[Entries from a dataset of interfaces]
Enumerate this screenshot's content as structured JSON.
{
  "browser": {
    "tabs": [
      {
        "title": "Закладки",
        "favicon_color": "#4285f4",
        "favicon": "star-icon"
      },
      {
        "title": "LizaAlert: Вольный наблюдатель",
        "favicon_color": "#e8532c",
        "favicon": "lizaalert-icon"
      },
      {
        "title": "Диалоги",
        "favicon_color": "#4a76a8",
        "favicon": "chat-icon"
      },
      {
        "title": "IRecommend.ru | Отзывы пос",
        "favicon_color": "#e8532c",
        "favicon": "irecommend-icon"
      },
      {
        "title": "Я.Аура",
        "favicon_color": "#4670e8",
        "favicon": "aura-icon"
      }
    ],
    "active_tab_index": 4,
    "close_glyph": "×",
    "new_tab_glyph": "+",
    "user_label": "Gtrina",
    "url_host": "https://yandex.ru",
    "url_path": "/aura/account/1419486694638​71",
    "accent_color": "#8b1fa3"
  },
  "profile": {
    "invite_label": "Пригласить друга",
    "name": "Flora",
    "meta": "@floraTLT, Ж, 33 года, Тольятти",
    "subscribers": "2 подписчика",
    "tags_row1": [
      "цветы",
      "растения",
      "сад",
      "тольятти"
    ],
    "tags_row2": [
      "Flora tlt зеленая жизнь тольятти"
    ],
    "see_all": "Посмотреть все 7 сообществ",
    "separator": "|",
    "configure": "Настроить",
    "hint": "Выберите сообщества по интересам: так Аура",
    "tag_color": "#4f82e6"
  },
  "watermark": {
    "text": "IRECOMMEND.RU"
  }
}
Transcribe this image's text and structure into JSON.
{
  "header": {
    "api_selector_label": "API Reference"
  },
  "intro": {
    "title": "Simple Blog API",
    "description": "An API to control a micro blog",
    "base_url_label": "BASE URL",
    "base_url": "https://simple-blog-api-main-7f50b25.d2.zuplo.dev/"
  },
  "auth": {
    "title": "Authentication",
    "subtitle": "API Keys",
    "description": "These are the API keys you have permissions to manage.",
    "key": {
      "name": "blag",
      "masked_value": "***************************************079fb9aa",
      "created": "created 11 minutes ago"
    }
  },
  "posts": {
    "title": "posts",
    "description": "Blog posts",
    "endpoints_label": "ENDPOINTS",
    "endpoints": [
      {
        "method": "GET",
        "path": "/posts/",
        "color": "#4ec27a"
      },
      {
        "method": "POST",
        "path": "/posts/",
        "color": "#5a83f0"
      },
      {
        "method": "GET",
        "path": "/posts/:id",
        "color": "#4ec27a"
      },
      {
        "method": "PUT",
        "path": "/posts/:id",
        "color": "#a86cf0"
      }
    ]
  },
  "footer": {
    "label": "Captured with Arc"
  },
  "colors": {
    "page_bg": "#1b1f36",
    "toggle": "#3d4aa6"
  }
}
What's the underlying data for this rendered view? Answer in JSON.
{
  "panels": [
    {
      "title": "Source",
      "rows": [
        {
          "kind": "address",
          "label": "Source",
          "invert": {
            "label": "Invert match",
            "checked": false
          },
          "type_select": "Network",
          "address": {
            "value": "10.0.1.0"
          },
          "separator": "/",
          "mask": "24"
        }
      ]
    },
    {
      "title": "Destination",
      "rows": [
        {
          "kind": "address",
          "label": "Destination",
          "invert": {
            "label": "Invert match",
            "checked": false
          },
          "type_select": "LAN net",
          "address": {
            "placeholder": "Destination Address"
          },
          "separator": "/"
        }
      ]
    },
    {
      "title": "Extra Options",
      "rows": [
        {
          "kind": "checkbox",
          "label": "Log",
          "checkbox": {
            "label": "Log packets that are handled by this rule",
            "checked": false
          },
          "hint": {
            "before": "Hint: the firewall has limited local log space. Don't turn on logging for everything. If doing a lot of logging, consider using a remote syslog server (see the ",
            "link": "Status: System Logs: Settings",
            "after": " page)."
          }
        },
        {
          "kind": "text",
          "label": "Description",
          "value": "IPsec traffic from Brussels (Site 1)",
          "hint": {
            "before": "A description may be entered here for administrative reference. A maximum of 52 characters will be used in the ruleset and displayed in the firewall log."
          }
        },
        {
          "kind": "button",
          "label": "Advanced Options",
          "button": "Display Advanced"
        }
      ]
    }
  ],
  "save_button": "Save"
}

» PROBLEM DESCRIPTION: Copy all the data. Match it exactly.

» ANSWER TO THE EXERCISE:
Enumerate this screenshot's content as structured JSON.
{
  "browser": {
    "tabs": [
      {
        "title": "Закладки",
        "favicon_color": "#4285f4",
        "favicon": "star-icon"
      },
      {
        "title": "LizaAlert: Вольный наблюдатель",
        "favicon_color": "#e8532c",
        "favicon": "lizaalert-icon"
      },
      {
        "title": "Диалоги",
        "favicon_color": "#4a76a8",
        "favicon": "chat-icon"
      },
      {
        "title": "IRecommend.ru | Отзывы пос",
        "favicon_color": "#e8532c",
        "favicon": "irecommend-icon"
      },
      {
        "title": "Я.Аура",
        "favicon_color": "#4670e8",
        "favicon": "aura-icon"
      }
    ],
    "active_tab_index": 4,
    "close_glyph": "×",
    "new_tab_glyph": "+",
    "user_label": "Gtrina",
    "url_host": "https://yandex.ru",
    "url_path": "/aura/account/1419486694638​71",
    "accent_color": "#8b1fa3"
  },
  "profile": {
    "invite_label": "Пригласить друга",
    "name": "Flora",
    "meta": "@floraTLT, Ж, 33 года, Тольятти",
    "subscribers": "2 подписчика",
    "tags_row1": [
      "цветы",
      "растения",
      "сад",
      "тольятти"
    ],
    "tags_row2": [
      "Flora tlt зеленая жизнь тольятти"
    ],
    "see_all": "Посмотреть все 7 сообществ",
    "separator": "|",
    "configure": "Настроить",
    "hint": "Выберите сообщества по интересам: так Аура",
    "tag_color": "#4f82e6"
  },
  "watermark": {
    "text": "IRECOMMEND.RU"
  }
}
Transcribe this image's text and structure into JSON.
{
  "header": {
    "api_selector_label": "API Reference"
  },
  "intro": {
    "title": "Simple Blog API",
    "description": "An API to control a micro blog",
    "base_url_label": "BASE URL",
    "base_url": "https://simple-blog-api-main-7f50b25.d2.zuplo.dev/"
  },
  "auth": {
    "title": "Authentication",
    "subtitle": "API Keys",
    "description": "These are the API keys you have permissions to manage.",
    "key": {
      "name": "blag",
      "masked_value": "***************************************079fb9aa",
      "created": "created 11 minutes ago"
    }
  },
  "posts": {
    "title": "posts",
    "description": "Blog posts",
    "endpoints_label": "ENDPOINTS",
    "endpoints": [
      {
        "method": "GET",
        "path": "/posts/",
        "color": "#4ec27a"
      },
      {
        "method": "POST",
        "path": "/posts/",
        "color": "#5a83f0"
      },
      {
        "method": "GET",
        "path": "/posts/:id",
        "color": "#4ec27a"
      },
      {
        "method": "PUT",
        "path": "/posts/:id",
        "color": "#a86cf0"
      }
    ]
  },
  "footer": {
    "label": "Captured with Arc"
  },
  "colors": {
    "page_bg": "#1b1f36",
    "toggle": "#3d4aa6"
  }
}
What's the underlying data for this rendered view? Answer in JSON.
{
  "panels": [
    {
      "title": "Source",
      "rows": [
        {
          "kind": "address",
          "label": "Source",
          "invert": {
            "label": "Invert match",
            "checked": false
          },
          "type_select": "Network",
          "address": {
            "value": "10.0.1.0"
          },
          "separator": "/",
          "mask": "24"
        }
      ]
    },
    {
      "title": "Destination",
      "rows": [
        {
          "kind": "address",
          "label": "Destination",
          "invert": {
            "label": "Invert match",
            "checked": false
          },
          "type_select": "LAN net",
          "address": {
            "placeholder": "Destination Address"
          },
          "separator": "/"
        }
      ]
    },
    {
      "title": "Extra Options",
      "rows": [
        {
          "kind": "checkbox",
          "label": "Log",
          "checkbox": {
            "label": "Log packets that are handled by this rule",
            "checked": false
          },
          "hint": {
            "before": "Hint: the firewall has limited local log space. Don't turn on logging for everything. If doing a lot of logging, consider using a remote syslog server (see the ",
            "link": "Status: System Logs: Settings",
            "after": " page)."
          }
        },
        {
          "kind": "text",
          "label": "Description",
          "value": "IPsec traffic from Brussels (Site 1)",
          "hint": {
            "before": "A description may be entered here for administrative reference. A maximum of 52 characters will be used in the ruleset and displayed in the firewall log."
          }
        },
        {
          "kind": "button",
          "label": "Advanced Options",
          "button": "Display Advanced"
        }
      ]
    }
  ],
  "save_button": "Save"
}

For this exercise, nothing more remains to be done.